Round 4 (Pick 98) – Royce Freeman RB Oregon 5’11” 235
The Giants drafted Wayne Gallman, out of Clemson last year in the fourth round, and the new regime does the same by adding a running back in Royce Freeman to play alongside Gallman, while Paul Perkins tries to ingratiate himself with the new coaching staff. Freeman is a good receiving back and had 79 receptions in his 4 years as a Duck. He possesses very good vision and patience that should fit in well with Pat Shurmur’s predominantly zone running schemes. He does a good job falling forward upon contact, but doesn’t provide the doom like most 235lb backs would. He’ll struggle in pass protection and is not a burner type of running back, but he would be a welcomed addition to the Giants offense that may lose Shane Vereen and Orleans Darkwa to free agency.
Round 5 (Pick 130) – Wyatt Teller OG Virginia Tech 6’4” 311
Hog Mollies…Giants must upgrade their interior offensive line that was ravaged by injury and sees two key members as free agents this season in Justin Pugh and Weston Richburg. Jon Halapio and Brett Jones filled in valiantly down the stretch, but an upgrade and competition is best for the team and that is where Wyatt comes into play. He can play in both power and zone running schemes, while also providing value in pass protection. He finishes his blocks and is always looking for work, while having big mittens that pack a punch. Teller can step in and challenge Jon Jerry day one for the left guard spot and will potentially start in Blue if he is selected here.

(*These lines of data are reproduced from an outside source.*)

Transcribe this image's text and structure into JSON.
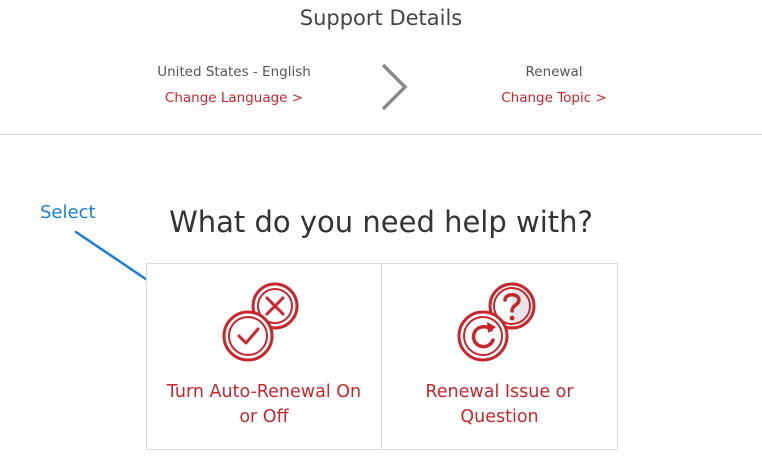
{
  "header": {
    "title": "Support Details"
  },
  "breadcrumb": {
    "language": {
      "label": "United States - English",
      "link": "Change Language >"
    },
    "topic": {
      "label": "Renewal",
      "link": "Change Topic >"
    }
  },
  "annotation": {
    "text": "Select"
  },
  "main": {
    "question": "What do you need help with?",
    "options": [
      {
        "label": "Turn Auto-Renewal On or Off",
        "icon": "check-x-icon"
      },
      {
        "label": "Renewal Issue or Question",
        "icon": "refresh-question-icon"
      }
    ]
  },
  "colors": {
    "brand_red": "#c8262c",
    "annotation_blue": "#1a7de0",
    "text_gray": "#555555"
  }
}
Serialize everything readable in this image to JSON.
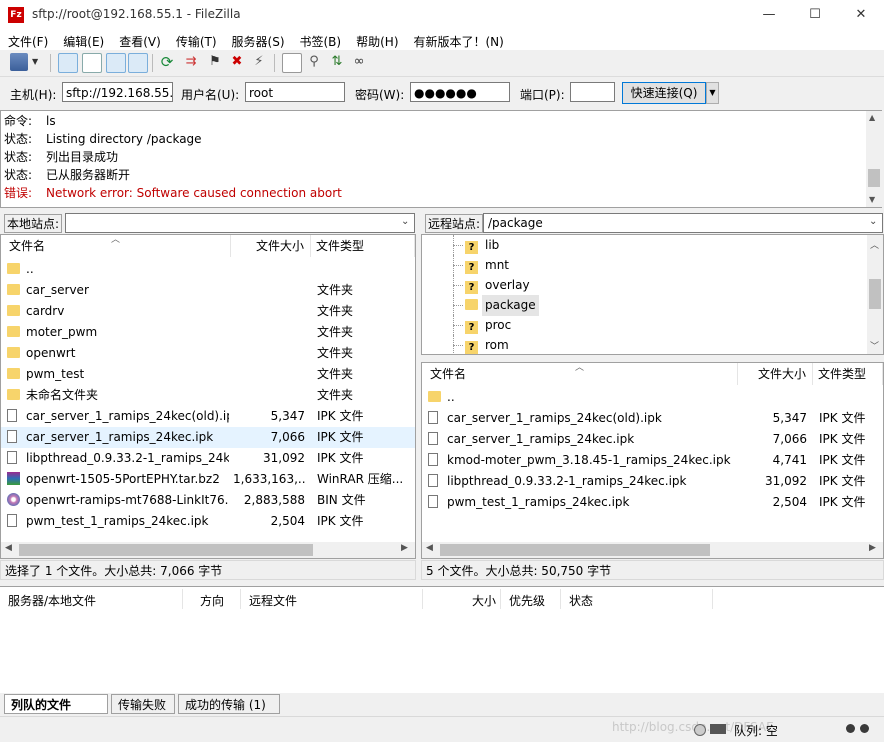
{
  "window": {
    "title": "sftp://root@192.168.55.1 - FileZilla",
    "app_icon": "Fz",
    "minimize": "—",
    "maximize": "☐",
    "close": "✕"
  },
  "menu": [
    "文件(F)",
    "编辑(E)",
    "查看(V)",
    "传输(T)",
    "服务器(S)",
    "书签(B)",
    "帮助(H)",
    "有新版本了！(N)"
  ],
  "quickconnect": {
    "host_label": "主机(H):",
    "host_value": "sftp://192.168.55.",
    "user_label": "用户名(U):",
    "user_value": "root",
    "pass_label": "密码(W):",
    "pass_value": "●●●●●●",
    "port_label": "端口(P):",
    "port_value": "",
    "connect_label": "快速连接(Q)"
  },
  "log": [
    {
      "k": "命令:",
      "v": "ls",
      "type": "cmd"
    },
    {
      "k": "状态:",
      "v": "Listing directory /package",
      "type": "status"
    },
    {
      "k": "状态:",
      "v": "列出目录成功",
      "type": "status"
    },
    {
      "k": "状态:",
      "v": "已从服务器断开",
      "type": "status"
    },
    {
      "k": "错误:",
      "v": "Network error: Software caused connection abort",
      "type": "error"
    }
  ],
  "local": {
    "site_label": "本地站点:",
    "site_value": "",
    "columns": {
      "name": "文件名",
      "size": "文件大小",
      "type": "文件类型"
    },
    "files": [
      {
        "name": "..",
        "size": "",
        "type": "",
        "icon": "folder"
      },
      {
        "name": "car_server",
        "size": "",
        "type": "文件夹",
        "icon": "folder"
      },
      {
        "name": "cardrv",
        "size": "",
        "type": "文件夹",
        "icon": "folder"
      },
      {
        "name": "moter_pwm",
        "size": "",
        "type": "文件夹",
        "icon": "folder"
      },
      {
        "name": "openwrt",
        "size": "",
        "type": "文件夹",
        "icon": "folder"
      },
      {
        "name": "pwm_test",
        "size": "",
        "type": "文件夹",
        "icon": "folder"
      },
      {
        "name": "未命名文件夹",
        "size": "",
        "type": "文件夹",
        "icon": "folder"
      },
      {
        "name": "car_server_1_ramips_24kec(old).ipk",
        "size": "5,347",
        "type": "IPK 文件",
        "icon": "file"
      },
      {
        "name": "car_server_1_ramips_24kec.ipk",
        "size": "7,066",
        "type": "IPK 文件",
        "icon": "file",
        "selected": true
      },
      {
        "name": "libpthread_0.9.33.2-1_ramips_24k...",
        "size": "31,092",
        "type": "IPK 文件",
        "icon": "file"
      },
      {
        "name": "openwrt-1505-5PortEPHY.tar.bz2",
        "size": "1,633,163,...",
        "type": "WinRAR 压缩...",
        "icon": "rar"
      },
      {
        "name": "openwrt-ramips-mt7688-LinkIt76...",
        "size": "2,883,588",
        "type": "BIN 文件",
        "icon": "bin"
      },
      {
        "name": "pwm_test_1_ramips_24kec.ipk",
        "size": "2,504",
        "type": "IPK 文件",
        "icon": "file"
      }
    ],
    "status": "选择了 1 个文件。大小总共: 7,066 字节"
  },
  "remote": {
    "site_label": "远程站点:",
    "site_value": "/package",
    "tree": [
      {
        "name": "lib",
        "icon": "unknown"
      },
      {
        "name": "mnt",
        "icon": "unknown"
      },
      {
        "name": "overlay",
        "icon": "unknown"
      },
      {
        "name": "package",
        "icon": "folder",
        "selected": true
      },
      {
        "name": "proc",
        "icon": "unknown"
      },
      {
        "name": "rom",
        "icon": "unknown"
      }
    ],
    "columns": {
      "name": "文件名",
      "size": "文件大小",
      "type": "文件类型"
    },
    "files": [
      {
        "name": "..",
        "size": "",
        "type": "",
        "icon": "folder"
      },
      {
        "name": "car_server_1_ramips_24kec(old).ipk",
        "size": "5,347",
        "type": "IPK 文件",
        "icon": "file"
      },
      {
        "name": "car_server_1_ramips_24kec.ipk",
        "size": "7,066",
        "type": "IPK 文件",
        "icon": "file"
      },
      {
        "name": "kmod-moter_pwm_3.18.45-1_ramips_24kec.ipk",
        "size": "4,741",
        "type": "IPK 文件",
        "icon": "file"
      },
      {
        "name": "libpthread_0.9.33.2-1_ramips_24kec.ipk",
        "size": "31,092",
        "type": "IPK 文件",
        "icon": "file"
      },
      {
        "name": "pwm_test_1_ramips_24kec.ipk",
        "size": "2,504",
        "type": "IPK 文件",
        "icon": "file"
      }
    ],
    "status": "5 个文件。大小总共: 50,750 字节"
  },
  "queue": {
    "columns": {
      "server": "服务器/本地文件",
      "direction": "方向",
      "remote": "远程文件",
      "size": "大小",
      "priority": "优先级",
      "status": "状态"
    }
  },
  "tabs": [
    "列队的文件",
    "传输失败",
    "成功的传输 (1)"
  ],
  "statusbar": {
    "queue_label": "队列: 空",
    "watermark": "http://blog.csdn.net/DFSAE"
  },
  "colors": {
    "error": "#c00000",
    "selected_row": "#e5f3ff",
    "accent": "#0078d7"
  }
}
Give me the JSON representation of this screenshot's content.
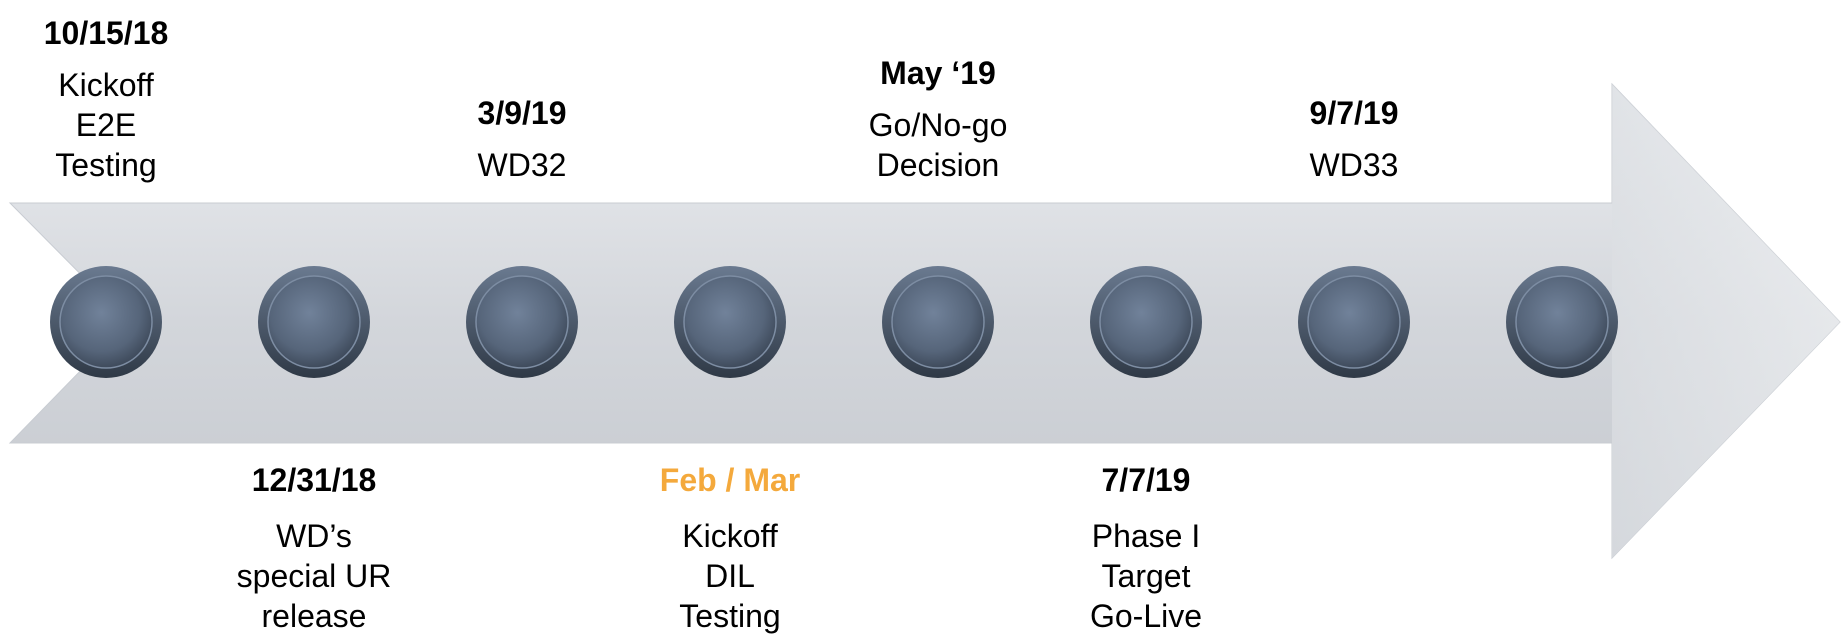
{
  "colors": {
    "arrow": "#d6d8dc",
    "node": "#5c6b80",
    "node_ring": "#3c4858",
    "highlight_date": "#f4a93c"
  },
  "milestones": [
    {
      "date": "10/15/18",
      "lines": [
        "Kickoff",
        "E2E",
        "Testing"
      ],
      "position": "above"
    },
    {
      "date": "12/31/18",
      "lines": [
        "WD’s",
        "special UR",
        "release"
      ],
      "position": "below"
    },
    {
      "date": "3/9/19",
      "lines": [
        "WD32"
      ],
      "position": "above"
    },
    {
      "date": "Feb / Mar",
      "lines": [
        "Kickoff",
        "DIL",
        "Testing"
      ],
      "position": "below",
      "highlight": true
    },
    {
      "date": "May ‘19",
      "lines": [
        "Go/No-go",
        "Decision"
      ],
      "position": "above"
    },
    {
      "date": "7/7/19",
      "lines": [
        "Phase I",
        "Target",
        "Go-Live"
      ],
      "position": "below"
    },
    {
      "date": "9/7/19",
      "lines": [
        "WD33"
      ],
      "position": "above"
    }
  ],
  "node_count": 8
}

Round 6 (Pick 162) – Jack Cichy LB Wisconsin 6’1” 234
Marred by injury, yet a day 2 talent, that could be at a value late in the draft. He played half of 2016, before tearing his left pectoral and he tore his right ACL in the summer of 2017. So, why draft him? Because Cichy’s a good athlete who can move in space, blitz, stack and shed, read/react/attack, and he has true leadership qualities. Obviously, huge risk comes with this pick, but it could pay off. His medical evaluations and everything would have to show progress, but he could become a steal if his health holds up. Precarious, but the juice could be worth the squeeze for a player that has a very good skill-set.
Round 7 (Pick 194) – Dane Cruikshank DB Arizona 6’1” 204
A versatile piece that would slide in nicely to James Bettcher’s defense. Dane has experience at corner, nickel safety, hybrid LB near the box and as a free safety. He is a hard hitting, long, defensive player who can play man coverage, while also doing a good job blitzing off the edge. Although he is versatile, his number one position is corner and the Giants need depth in this area, with the potential cap casualty of Dominique Rodgers Cromartie, the uncertain future of Eli Apple, and Ross Cockrell being an impending free agent.